◆ What needs to be done
Which lines of the records contain the word "JSON"? Show each of them.

◆ Data section
· · · · · · ·
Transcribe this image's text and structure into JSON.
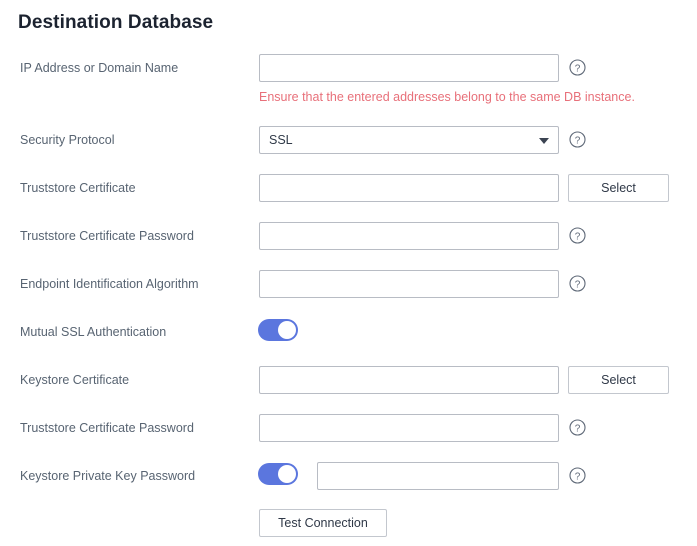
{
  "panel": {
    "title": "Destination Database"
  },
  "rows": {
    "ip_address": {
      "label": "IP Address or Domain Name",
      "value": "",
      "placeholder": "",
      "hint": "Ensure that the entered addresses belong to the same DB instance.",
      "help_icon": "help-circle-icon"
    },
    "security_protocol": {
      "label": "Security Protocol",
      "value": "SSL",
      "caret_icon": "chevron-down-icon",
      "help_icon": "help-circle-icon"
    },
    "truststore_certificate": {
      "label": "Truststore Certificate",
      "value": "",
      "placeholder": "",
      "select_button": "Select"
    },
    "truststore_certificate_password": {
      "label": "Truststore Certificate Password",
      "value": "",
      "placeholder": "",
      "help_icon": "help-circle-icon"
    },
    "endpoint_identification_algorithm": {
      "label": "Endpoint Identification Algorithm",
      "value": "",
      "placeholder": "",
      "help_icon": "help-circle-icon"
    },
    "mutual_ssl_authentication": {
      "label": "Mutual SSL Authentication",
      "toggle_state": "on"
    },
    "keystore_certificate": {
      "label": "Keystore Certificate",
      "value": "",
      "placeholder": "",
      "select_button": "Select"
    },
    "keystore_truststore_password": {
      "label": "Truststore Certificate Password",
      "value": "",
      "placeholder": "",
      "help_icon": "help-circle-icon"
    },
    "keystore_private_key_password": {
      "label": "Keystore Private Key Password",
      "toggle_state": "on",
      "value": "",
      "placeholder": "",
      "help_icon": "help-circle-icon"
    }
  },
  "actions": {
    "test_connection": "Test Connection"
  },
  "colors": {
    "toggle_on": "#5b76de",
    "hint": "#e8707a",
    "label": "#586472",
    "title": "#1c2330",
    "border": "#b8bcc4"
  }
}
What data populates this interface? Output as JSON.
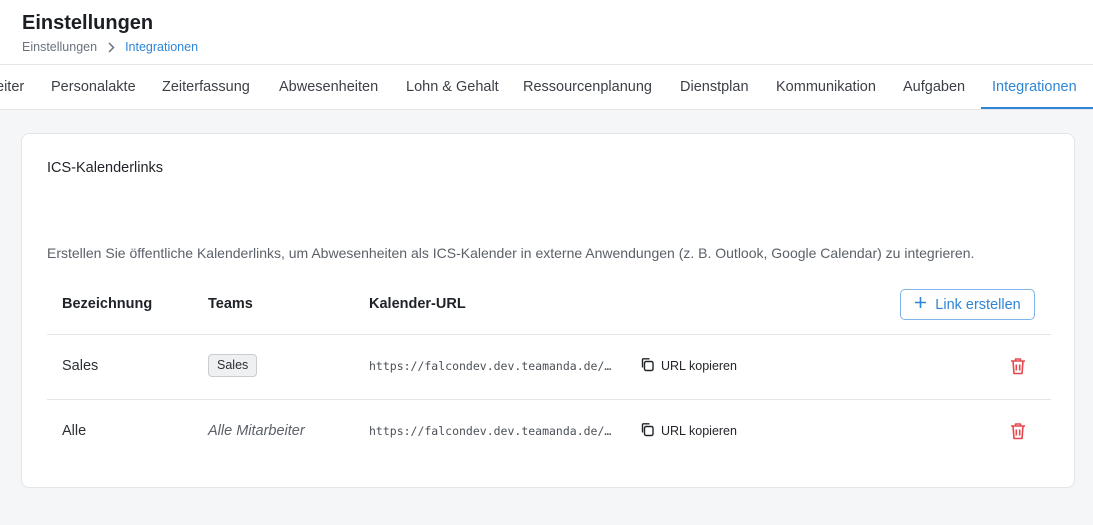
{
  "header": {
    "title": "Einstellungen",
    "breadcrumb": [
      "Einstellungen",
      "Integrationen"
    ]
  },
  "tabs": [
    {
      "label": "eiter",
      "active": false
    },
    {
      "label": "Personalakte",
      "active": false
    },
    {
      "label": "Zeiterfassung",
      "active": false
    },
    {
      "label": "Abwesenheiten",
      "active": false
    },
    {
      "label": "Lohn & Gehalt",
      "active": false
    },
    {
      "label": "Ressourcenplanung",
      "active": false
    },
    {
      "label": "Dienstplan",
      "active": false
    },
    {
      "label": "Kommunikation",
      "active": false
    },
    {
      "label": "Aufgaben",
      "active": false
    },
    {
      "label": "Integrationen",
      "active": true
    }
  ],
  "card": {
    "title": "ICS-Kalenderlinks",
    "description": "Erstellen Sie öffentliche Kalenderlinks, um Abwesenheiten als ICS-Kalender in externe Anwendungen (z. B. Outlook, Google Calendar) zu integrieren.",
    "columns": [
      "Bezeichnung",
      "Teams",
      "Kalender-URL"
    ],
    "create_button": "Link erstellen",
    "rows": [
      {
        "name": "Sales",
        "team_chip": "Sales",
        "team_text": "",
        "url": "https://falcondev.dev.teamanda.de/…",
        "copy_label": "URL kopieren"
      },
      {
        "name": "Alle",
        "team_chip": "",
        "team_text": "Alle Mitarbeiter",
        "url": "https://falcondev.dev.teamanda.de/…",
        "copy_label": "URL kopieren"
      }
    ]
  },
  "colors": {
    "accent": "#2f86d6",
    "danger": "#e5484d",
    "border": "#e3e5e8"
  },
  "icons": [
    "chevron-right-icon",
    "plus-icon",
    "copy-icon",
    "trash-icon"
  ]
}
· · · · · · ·
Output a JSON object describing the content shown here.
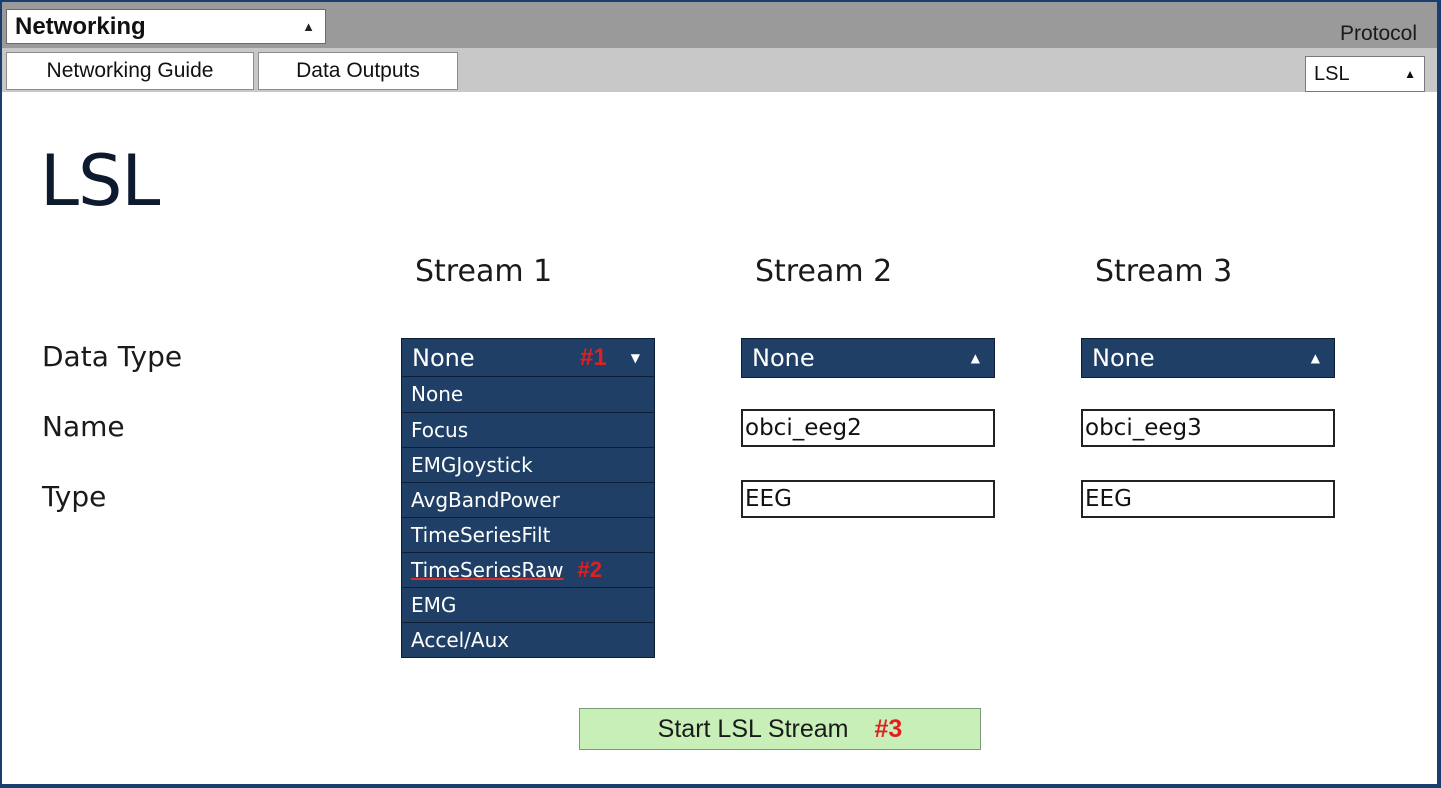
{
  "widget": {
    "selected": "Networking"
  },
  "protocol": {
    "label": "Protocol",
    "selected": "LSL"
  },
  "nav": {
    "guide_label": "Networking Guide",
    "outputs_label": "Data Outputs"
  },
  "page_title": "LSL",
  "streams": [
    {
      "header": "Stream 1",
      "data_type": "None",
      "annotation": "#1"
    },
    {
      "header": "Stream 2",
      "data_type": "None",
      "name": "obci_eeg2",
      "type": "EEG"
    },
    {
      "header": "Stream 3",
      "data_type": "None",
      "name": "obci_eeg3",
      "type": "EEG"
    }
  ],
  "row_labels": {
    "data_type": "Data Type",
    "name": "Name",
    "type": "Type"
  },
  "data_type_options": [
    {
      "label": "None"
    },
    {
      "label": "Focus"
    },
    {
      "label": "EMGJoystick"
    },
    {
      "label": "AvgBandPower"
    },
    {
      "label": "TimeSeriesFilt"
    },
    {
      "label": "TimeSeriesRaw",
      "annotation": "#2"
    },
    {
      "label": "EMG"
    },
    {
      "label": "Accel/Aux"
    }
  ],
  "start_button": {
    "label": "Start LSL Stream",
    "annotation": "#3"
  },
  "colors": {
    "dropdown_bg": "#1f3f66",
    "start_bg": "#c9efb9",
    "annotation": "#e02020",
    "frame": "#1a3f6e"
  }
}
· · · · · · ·
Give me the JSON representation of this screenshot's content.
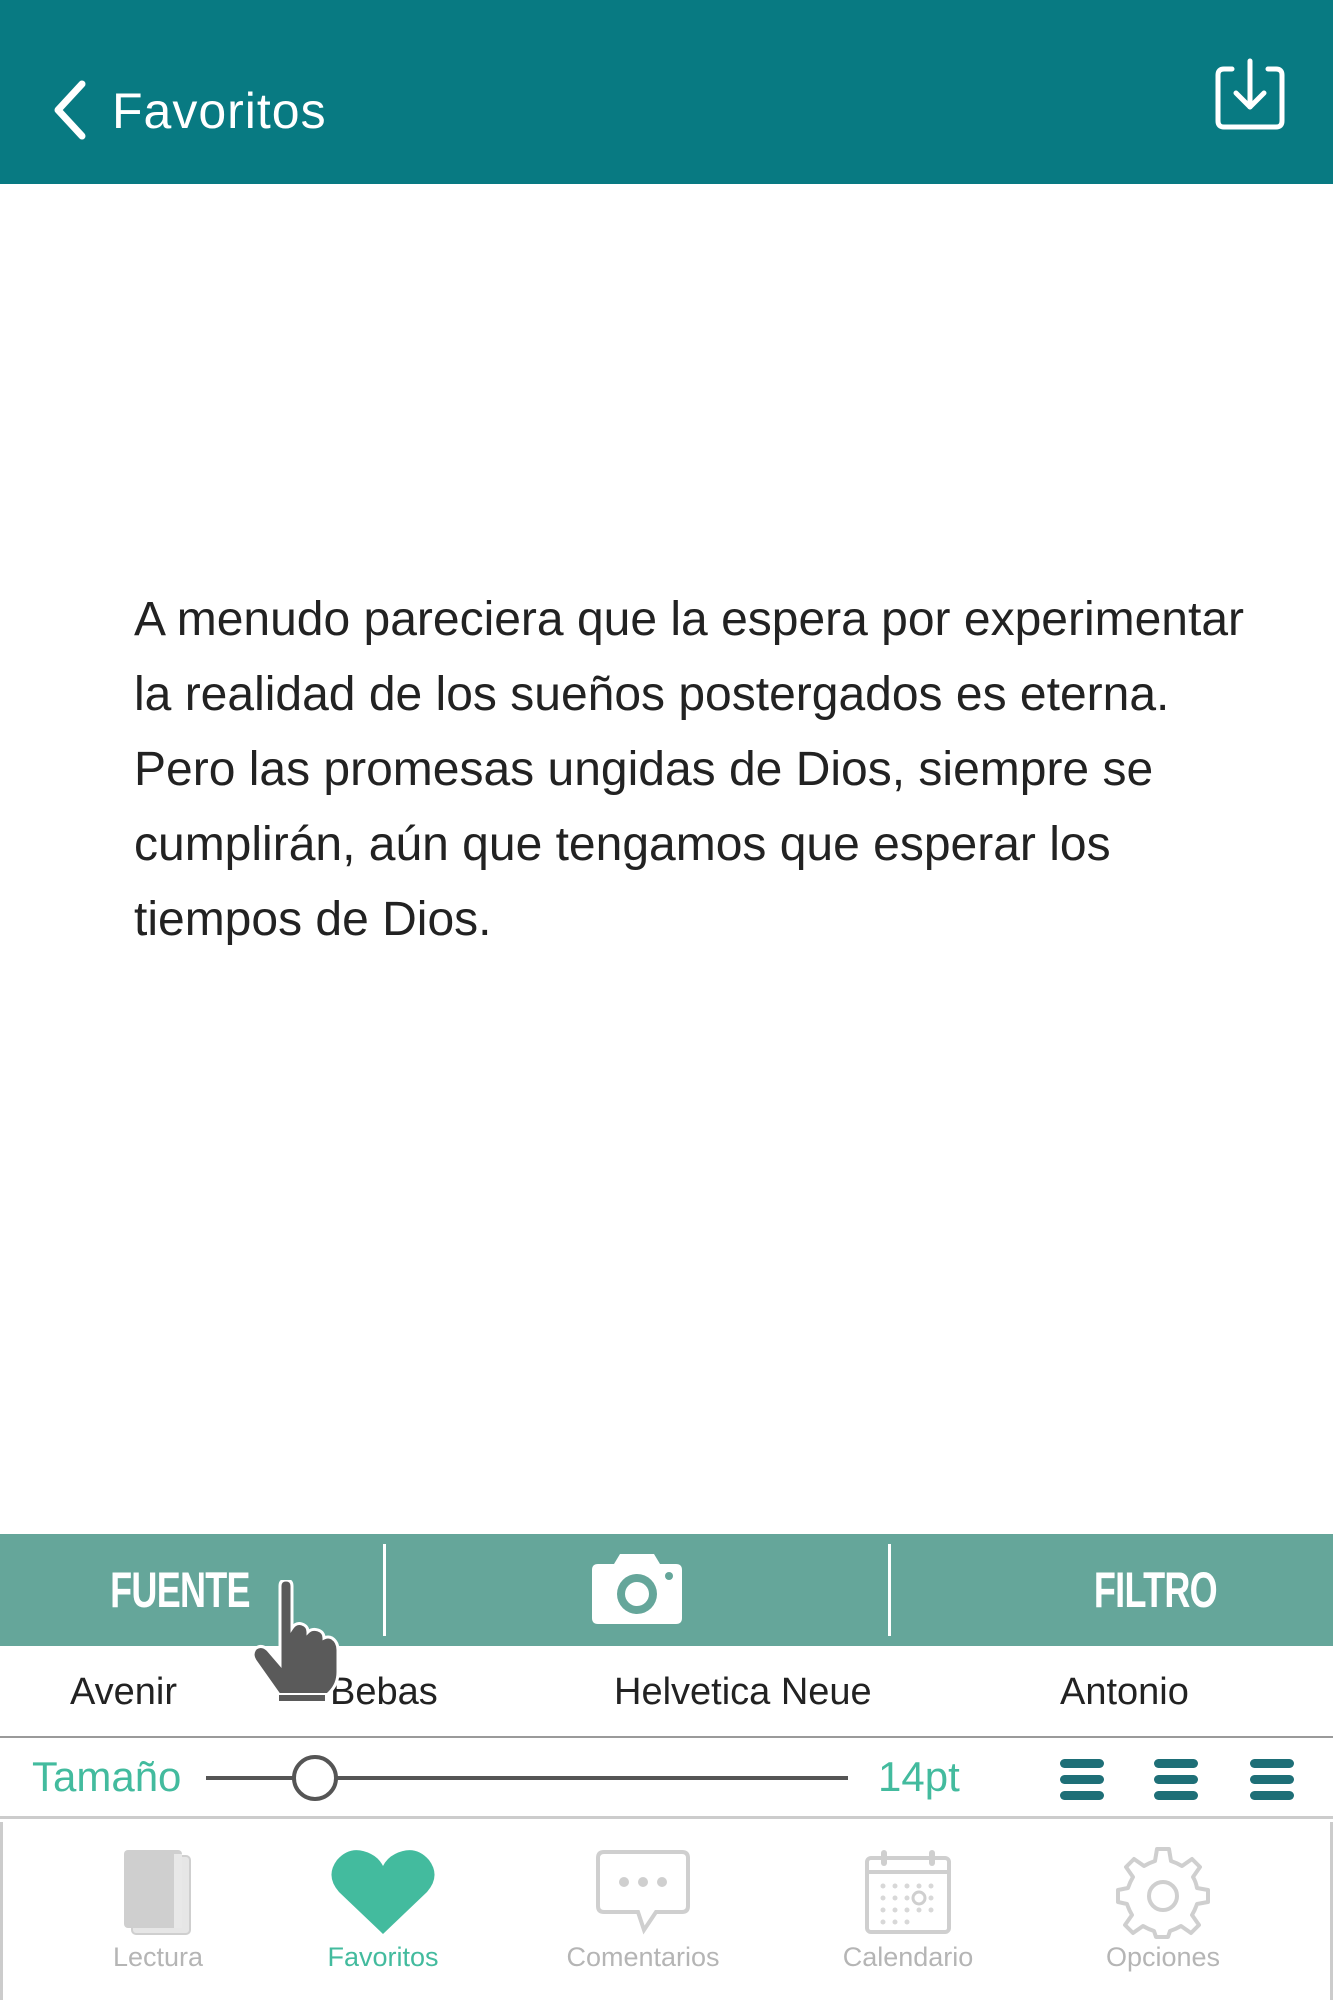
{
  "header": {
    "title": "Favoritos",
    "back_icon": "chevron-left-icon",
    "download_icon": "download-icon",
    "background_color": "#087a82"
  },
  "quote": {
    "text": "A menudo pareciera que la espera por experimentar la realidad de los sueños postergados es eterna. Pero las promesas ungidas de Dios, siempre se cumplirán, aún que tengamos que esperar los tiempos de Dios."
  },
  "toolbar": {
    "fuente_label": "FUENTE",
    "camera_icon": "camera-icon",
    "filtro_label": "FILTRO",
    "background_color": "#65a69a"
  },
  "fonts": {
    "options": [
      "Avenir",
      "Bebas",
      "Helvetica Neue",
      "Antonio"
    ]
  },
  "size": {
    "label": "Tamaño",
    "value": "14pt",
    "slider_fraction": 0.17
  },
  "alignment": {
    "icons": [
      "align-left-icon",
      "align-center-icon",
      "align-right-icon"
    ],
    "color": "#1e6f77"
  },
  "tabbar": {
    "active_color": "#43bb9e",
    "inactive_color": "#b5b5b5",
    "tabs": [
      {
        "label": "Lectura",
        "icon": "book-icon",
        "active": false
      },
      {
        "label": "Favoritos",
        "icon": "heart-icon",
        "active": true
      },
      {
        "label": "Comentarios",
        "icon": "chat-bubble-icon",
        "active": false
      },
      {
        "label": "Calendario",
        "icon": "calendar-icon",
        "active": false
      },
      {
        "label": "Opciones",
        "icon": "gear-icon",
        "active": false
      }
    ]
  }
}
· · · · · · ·
◆ Reply
Transcribe this image's text and structure into JSON.
What data populates this interface? Output as JSON.
Output a JSON object describing the content shown here.
Give me the JSON representation of this screenshot's content.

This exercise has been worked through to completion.